### What this task involves
If a line below includes the string "chevron", copy it.
---- Available data
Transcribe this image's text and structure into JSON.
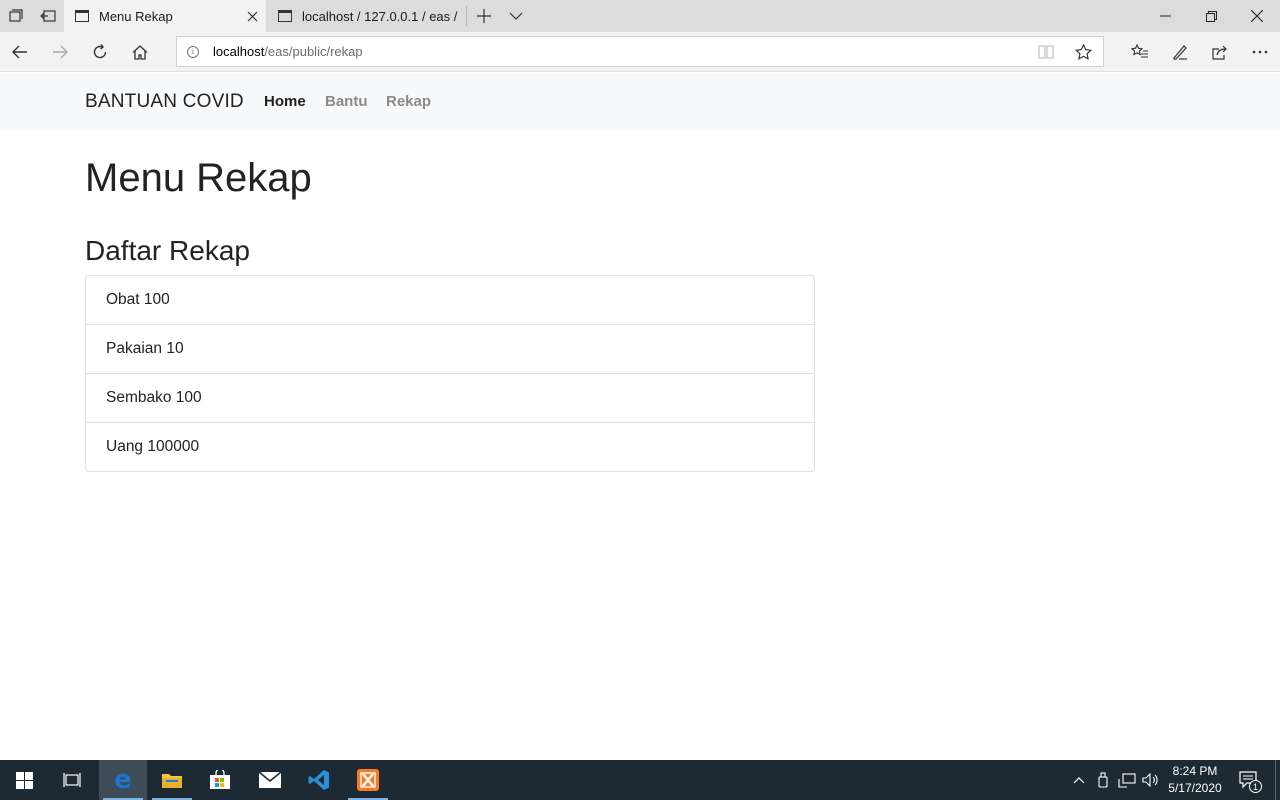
{
  "browser": {
    "tabs": [
      {
        "title": "Menu Rekap",
        "active": true
      },
      {
        "title": "localhost / 127.0.0.1 / eas /",
        "active": false
      }
    ],
    "address": {
      "host": "localhost",
      "path": "/eas/public/rekap"
    }
  },
  "page": {
    "brand": "BANTUAN COVID",
    "nav": [
      {
        "label": "Home",
        "active": true
      },
      {
        "label": "Bantu",
        "active": false
      },
      {
        "label": "Rekap",
        "active": false
      }
    ],
    "title": "Menu Rekap",
    "subtitle": "Daftar Rekap",
    "items": [
      "Obat 100",
      "Pakaian 10",
      "Sembako 100",
      "Uang 100000"
    ]
  },
  "taskbar": {
    "time": "8:24 PM",
    "date": "5/17/2020",
    "notification_count": "1"
  },
  "colors": {
    "taskbar_bg": "#1d2a33",
    "edge_blue": "#1e74d3",
    "nav_bg": "#f8f9fa"
  }
}
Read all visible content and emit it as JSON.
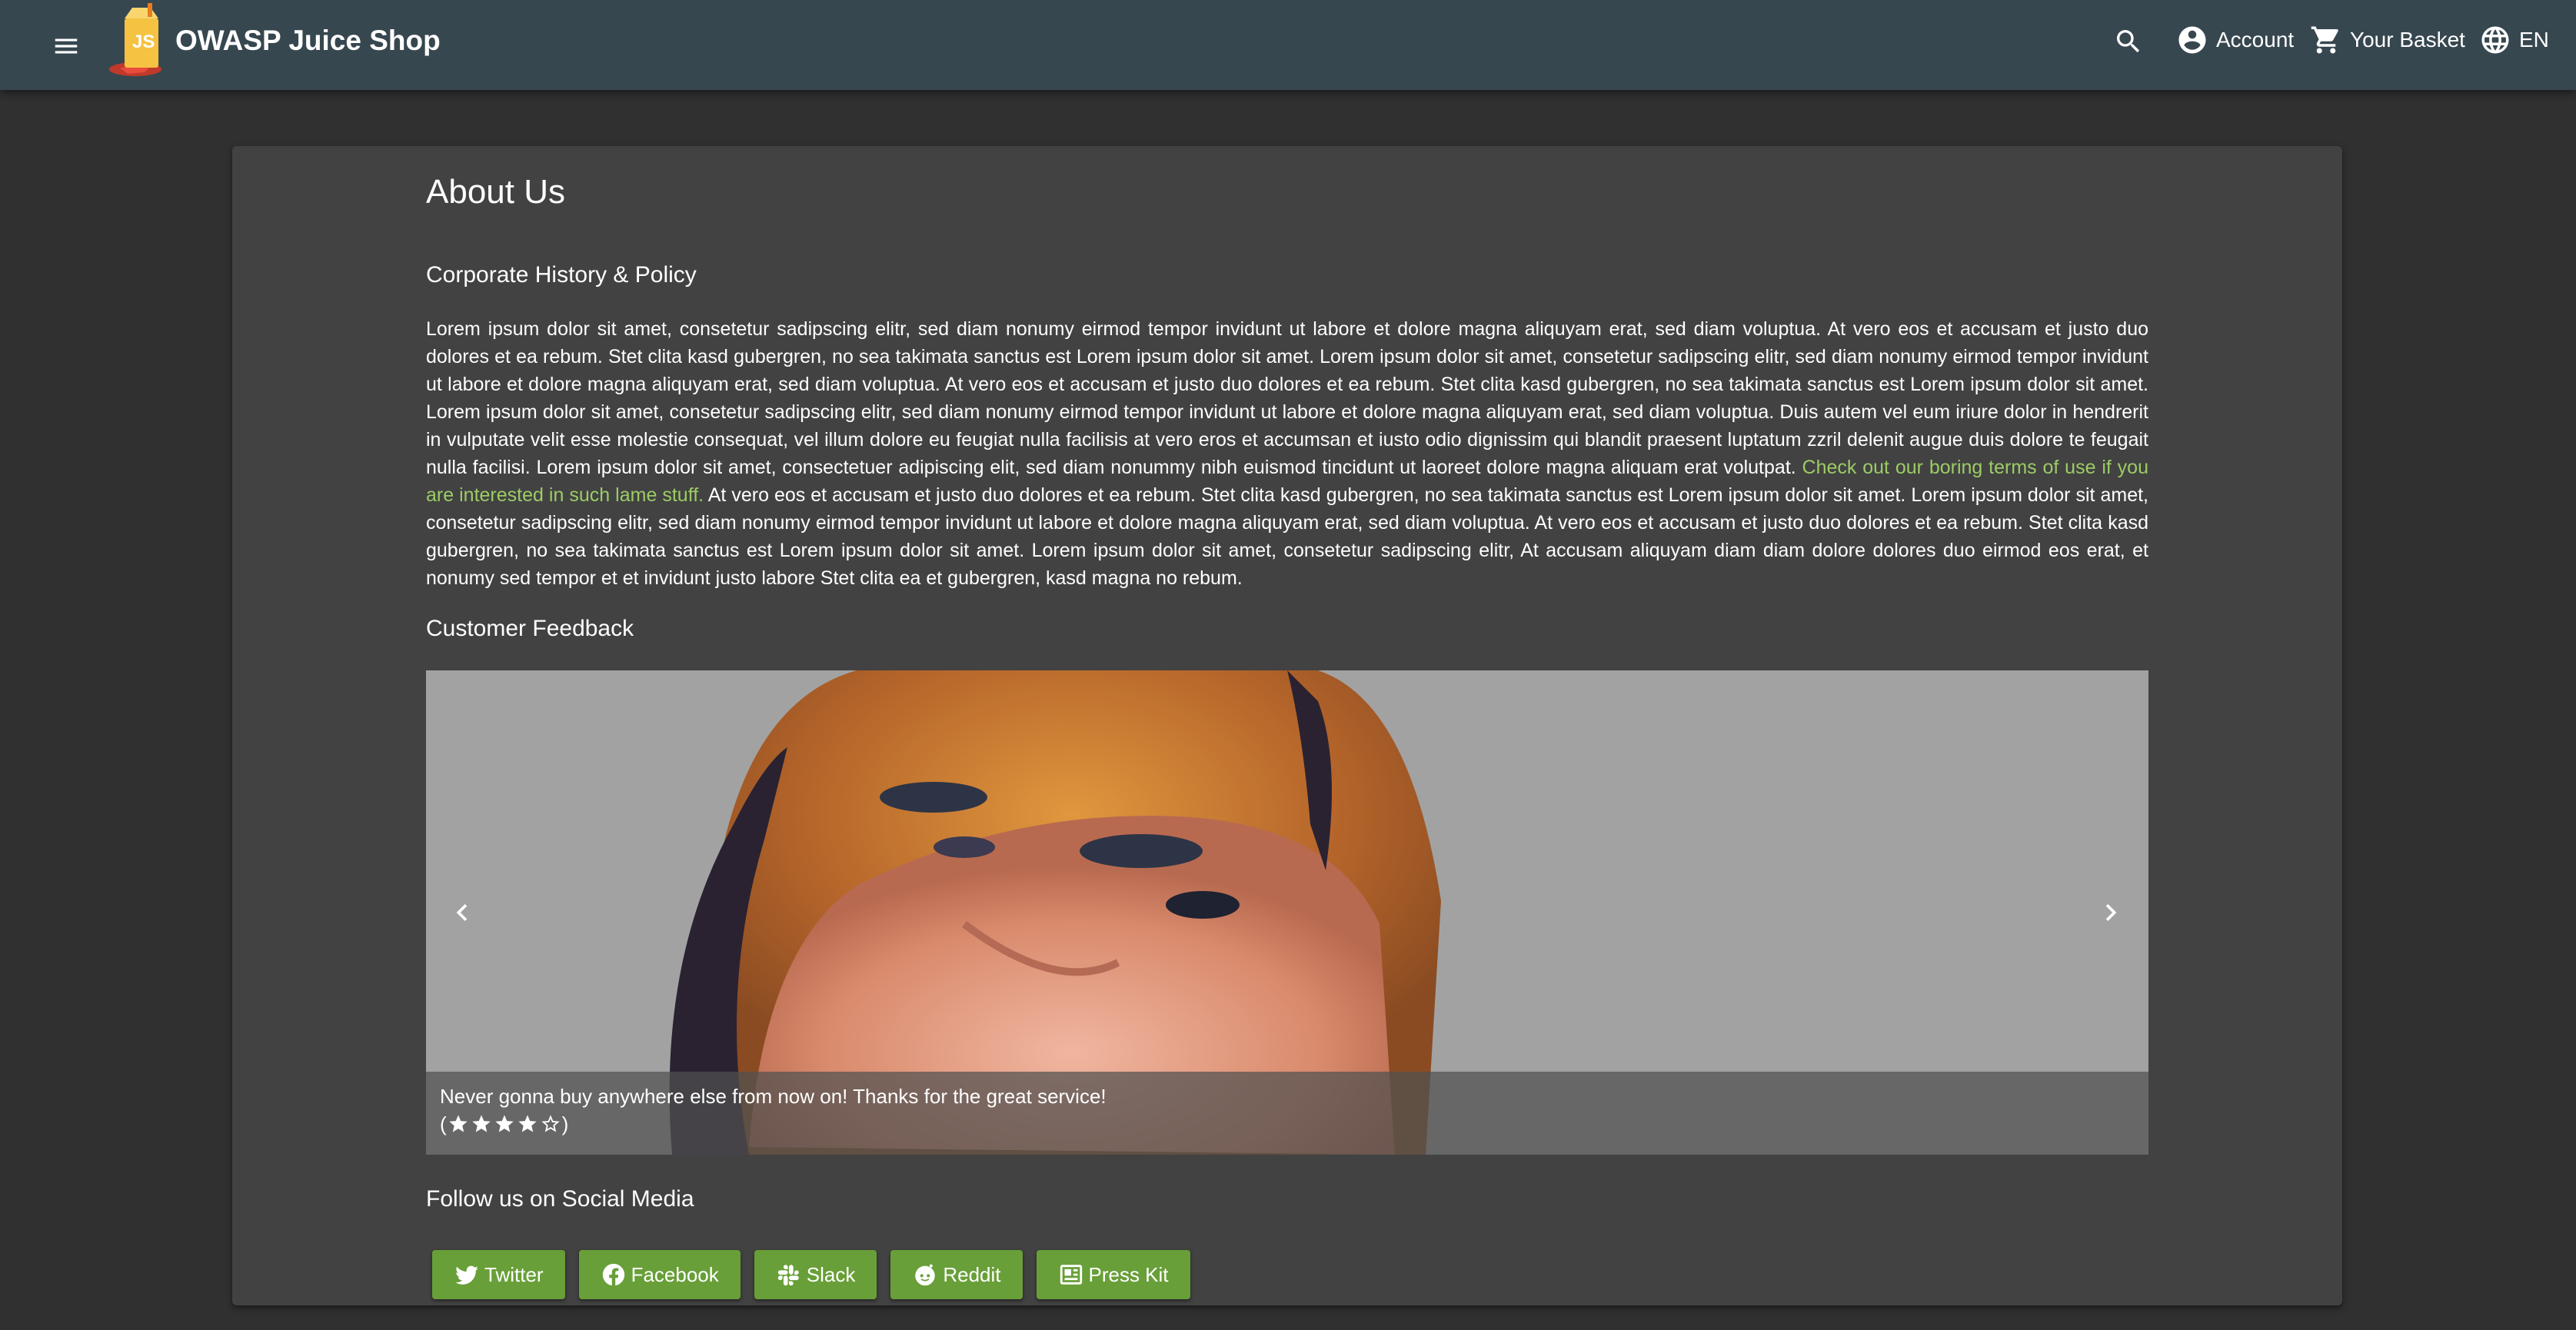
{
  "toolbar": {
    "app_title": "OWASP Juice Shop",
    "account_label": "Account",
    "basket_label": "Your Basket",
    "language_label": "EN"
  },
  "about": {
    "page_title": "About Us",
    "history_heading": "Corporate History & Policy",
    "history_text_1": "Lorem ipsum dolor sit amet, consetetur sadipscing elitr, sed diam nonumy eirmod tempor invidunt ut labore et dolore magna aliquyam erat, sed diam voluptua. At vero eos et accusam et justo duo dolores et ea rebum. Stet clita kasd gubergren, no sea takimata sanctus est Lorem ipsum dolor sit amet. Lorem ipsum dolor sit amet, consetetur sadipscing elitr, sed diam nonumy eirmod tempor invidunt ut labore et dolore magna aliquyam erat, sed diam voluptua. At vero eos et accusam et justo duo dolores et ea rebum. Stet clita kasd gubergren, no sea takimata sanctus est Lorem ipsum dolor sit amet. Lorem ipsum dolor sit amet, consetetur sadipscing elitr, sed diam nonumy eirmod tempor invidunt ut labore et dolore magna aliquyam erat, sed diam voluptua. Duis autem vel eum iriure dolor in hendrerit in vulputate velit esse molestie consequat, vel illum dolore eu feugiat nulla facilisis at vero eros et accumsan et iusto odio dignissim qui blandit praesent luptatum zzril delenit augue duis dolore te feugait nulla facilisi. Lorem ipsum dolor sit amet, consectetuer adipiscing elit, sed diam nonummy nibh euismod tincidunt ut laoreet dolore magna aliquam erat volutpat. ",
    "terms_link": "Check out our boring terms of use if you are interested in such lame stuff.",
    "history_text_2": " At vero eos et accusam et justo duo dolores et ea rebum. Stet clita kasd gubergren, no sea takimata sanctus est Lorem ipsum dolor sit amet. Lorem ipsum dolor sit amet, consetetur sadipscing elitr, sed diam nonumy eirmod tempor invidunt ut labore et dolore magna aliquyam erat, sed diam voluptua. At vero eos et accusam et justo duo dolores et ea rebum. Stet clita kasd gubergren, no sea takimata sanctus est Lorem ipsum dolor sit amet. Lorem ipsum dolor sit amet, consetetur sadipscing elitr, At accusam aliquyam diam diam dolore dolores duo eirmod eos erat, et nonumy sed tempor et et invidunt justo labore Stet clita ea et gubergren, kasd magna no rebum.",
    "feedback_heading": "Customer Feedback",
    "feedback_caption": "Never gonna buy anywhere else from now on! Thanks for the great service!",
    "rating_open": "(",
    "rating_close": ")",
    "rating_value": 4,
    "rating_max": 5,
    "social_heading": "Follow us on Social Media"
  },
  "social": {
    "twitter": "Twitter",
    "facebook": "Facebook",
    "slack": "Slack",
    "reddit": "Reddit",
    "press_kit": "Press Kit"
  },
  "colors": {
    "toolbar": "#37474f",
    "background": "#303030",
    "card": "#424242",
    "accent": "#689f38",
    "link": "#9ccc65"
  },
  "icons": {
    "menu": "menu-icon",
    "search": "search-icon",
    "account": "account-circle-icon",
    "basket": "shopping-cart-icon",
    "language": "globe-icon",
    "prev": "chevron-left-icon",
    "next": "chevron-right-icon"
  }
}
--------
### Result of the task
    "prev": "chevron-left-icon",
    "next": "chevron-right-icon"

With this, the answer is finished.